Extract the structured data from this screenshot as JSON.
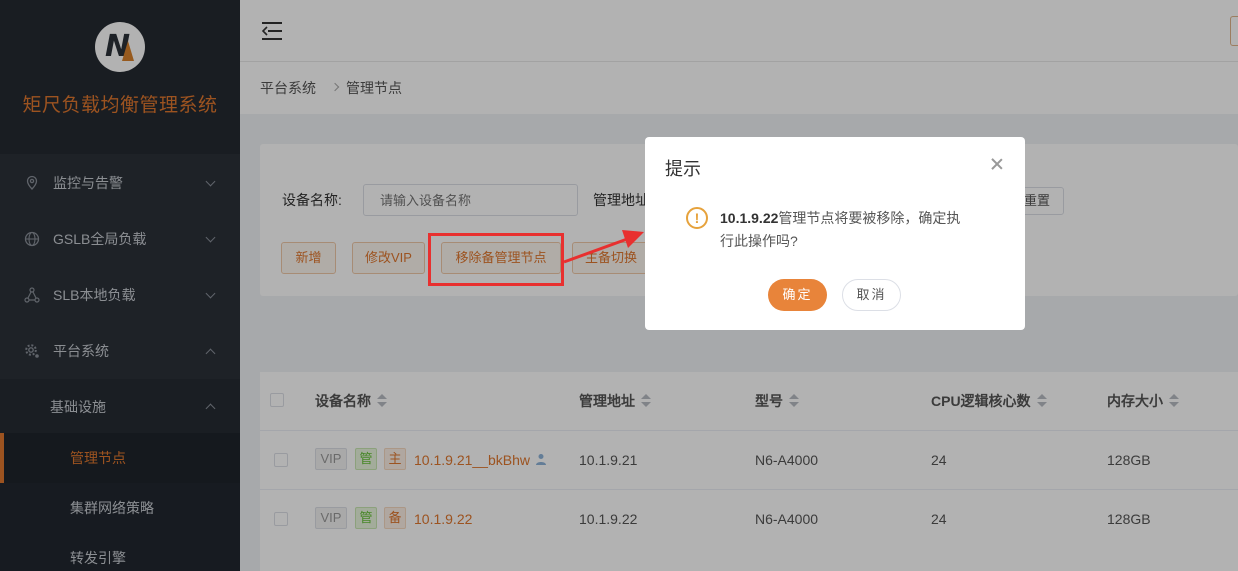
{
  "sidebar": {
    "app_title": "矩尺负载均衡管理系统",
    "menu": [
      {
        "label": "监控与告警",
        "icon": "location-pin-icon"
      },
      {
        "label": "GSLB全局负载",
        "icon": "globe-icon"
      },
      {
        "label": "SLB本地负载",
        "icon": "share-nodes-icon"
      },
      {
        "label": "平台系统",
        "icon": "gear-icon"
      }
    ],
    "submenu_group": "基础设施",
    "submenu": [
      {
        "label": "管理节点"
      },
      {
        "label": "集群网络策略"
      },
      {
        "label": "转发引擎"
      }
    ]
  },
  "breadcrumb": [
    "平台系统",
    "管理节点"
  ],
  "filter": {
    "device_name_label": "设备名称:",
    "device_name_placeholder": "请输入设备名称",
    "mgmt_addr_label": "管理地址",
    "reset_label": "重置"
  },
  "toolbar": {
    "add": "新增",
    "modify_vip": "修改VIP",
    "remove_backup": "移除备管理节点",
    "switch": "主备切换"
  },
  "table": {
    "columns": [
      "设备名称",
      "管理地址",
      "型号",
      "CPU逻辑核心数",
      "内存大小"
    ],
    "rows": [
      {
        "tags": [
          "VIP",
          "管",
          "主"
        ],
        "name": "10.1.9.21__bkBhw",
        "addr": "10.1.9.21",
        "model": "N6-A4000",
        "cpu": "24",
        "mem": "128GB"
      },
      {
        "tags": [
          "VIP",
          "管",
          "备"
        ],
        "name": "10.1.9.22",
        "addr": "10.1.9.22",
        "model": "N6-A4000",
        "cpu": "24",
        "mem": "128GB"
      }
    ]
  },
  "dialog": {
    "title": "提示",
    "message_bold": "10.1.9.22",
    "message_rest": "管理节点将要被移除，确定执行此操作吗?",
    "confirm": "确定",
    "cancel": "取消"
  },
  "colors": {
    "accent": "#e0772e",
    "sidebar_bg": "#2b3139",
    "annotation_red": "#e8302f"
  }
}
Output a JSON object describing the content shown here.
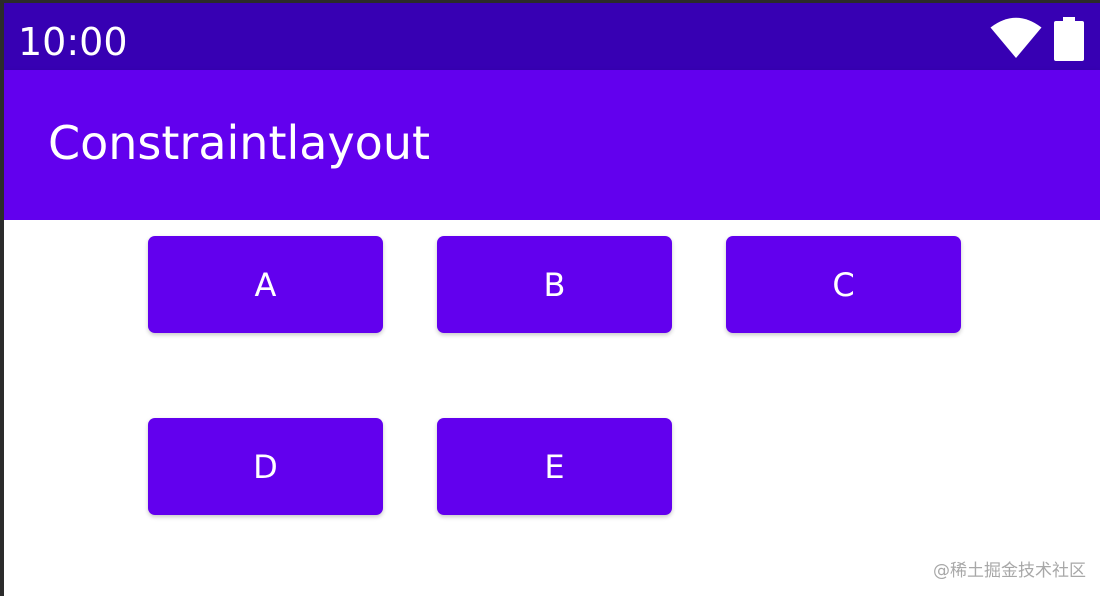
{
  "status_bar": {
    "time": "10:00",
    "icons": [
      "wifi-icon",
      "battery-icon"
    ],
    "color": "#3700b3"
  },
  "app_bar": {
    "title": "Constraintlayout",
    "color": "#6200ee"
  },
  "buttons": [
    {
      "label": "A"
    },
    {
      "label": "B"
    },
    {
      "label": "C"
    },
    {
      "label": "D"
    },
    {
      "label": "E"
    }
  ],
  "colors": {
    "primary": "#6200ee",
    "primary_dark": "#3700b3",
    "on_primary": "#ffffff",
    "background": "#ffffff"
  },
  "watermark": "@稀土掘金技术社区"
}
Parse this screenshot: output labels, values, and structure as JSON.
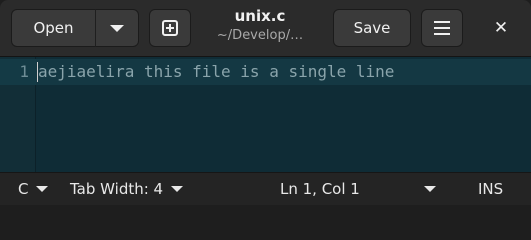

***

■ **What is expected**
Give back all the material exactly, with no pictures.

■ **Task output**
Extract the structured data from this screenshot as JSON.
{
  "sidebar": {
    "app_title": "矩尺负载均衡管理系统",
    "menu": [
      {
        "label": "监控与告警",
        "icon": "location-pin-icon"
      },
      {
        "label": "GSLB全局负载",
        "icon": "globe-icon"
      },
      {
        "label": "SLB本地负载",
        "icon": "share-nodes-icon"
      },
      {
        "label": "平台系统",
        "icon": "gear-icon"
      }
    ],
    "submenu_group": "基础设施",
    "submenu": [
      {
        "label": "管理节点"
      },
      {
        "label": "集群网络策略"
      },
      {
        "label": "转发引擎"
      }
    ]
  },
  "breadcrumb": [
    "平台系统",
    "管理节点"
  ],
  "filter": {
    "device_name_label": "设备名称:",
    "device_name_placeholder": "请输入设备名称",
    "mgmt_addr_label": "管理地址",
    "reset_label": "重置"
  },
  "toolbar": {
    "add": "新增",
    "modify_vip": "修改VIP",
    "remove_backup": "移除备管理节点",
    "switch": "主备切换"
  },
  "table": {
    "columns": [
      "设备名称",
      "管理地址",
      "型号",
      "CPU逻辑核心数",
      "内存大小"
    ],
    "rows": [
      {
        "tags": [
          "VIP",
          "管",
          "主"
        ],
        "name": "10.1.9.21__bkBhw",
        "addr": "10.1.9.21",
        "model": "N6-A4000",
        "cpu": "24",
        "mem": "128GB"
      },
      {
        "tags": [
          "VIP",
          "管",
          "备"
        ],
        "name": "10.1.9.22",
        "addr": "10.1.9.22",
        "model": "N6-A4000",
        "cpu": "24",
        "mem": "128GB"
      }
    ]
  },
  "dialog": {
    "title": "提示",
    "message_bold": "10.1.9.22",
    "message_rest": "管理节点将要被移除，确定执行此操作吗?",
    "confirm": "确定",
    "cancel": "取消"
  },
  "colors": {
    "accent": "#e0772e",
    "sidebar_bg": "#2b3139",
    "annotation_red": "#e8302f"
  }
}
Output a JSON object describing the content shown here.
{
  "status_bar": {
    "time": "10:00",
    "icons": [
      "wifi-icon",
      "battery-icon"
    ],
    "color": "#3700b3"
  },
  "app_bar": {
    "title": "Constraintlayout",
    "color": "#6200ee"
  },
  "buttons": [
    {
      "label": "A"
    },
    {
      "label": "B"
    },
    {
      "label": "C"
    },
    {
      "label": "D"
    },
    {
      "label": "E"
    }
  ],
  "colors": {
    "primary": "#6200ee",
    "primary_dark": "#3700b3",
    "on_primary": "#ffffff",
    "background": "#ffffff"
  },
  "watermark": "@稀土掘金技术社区"
}
Parse this screenshot: output labels, values, and structure as JSON.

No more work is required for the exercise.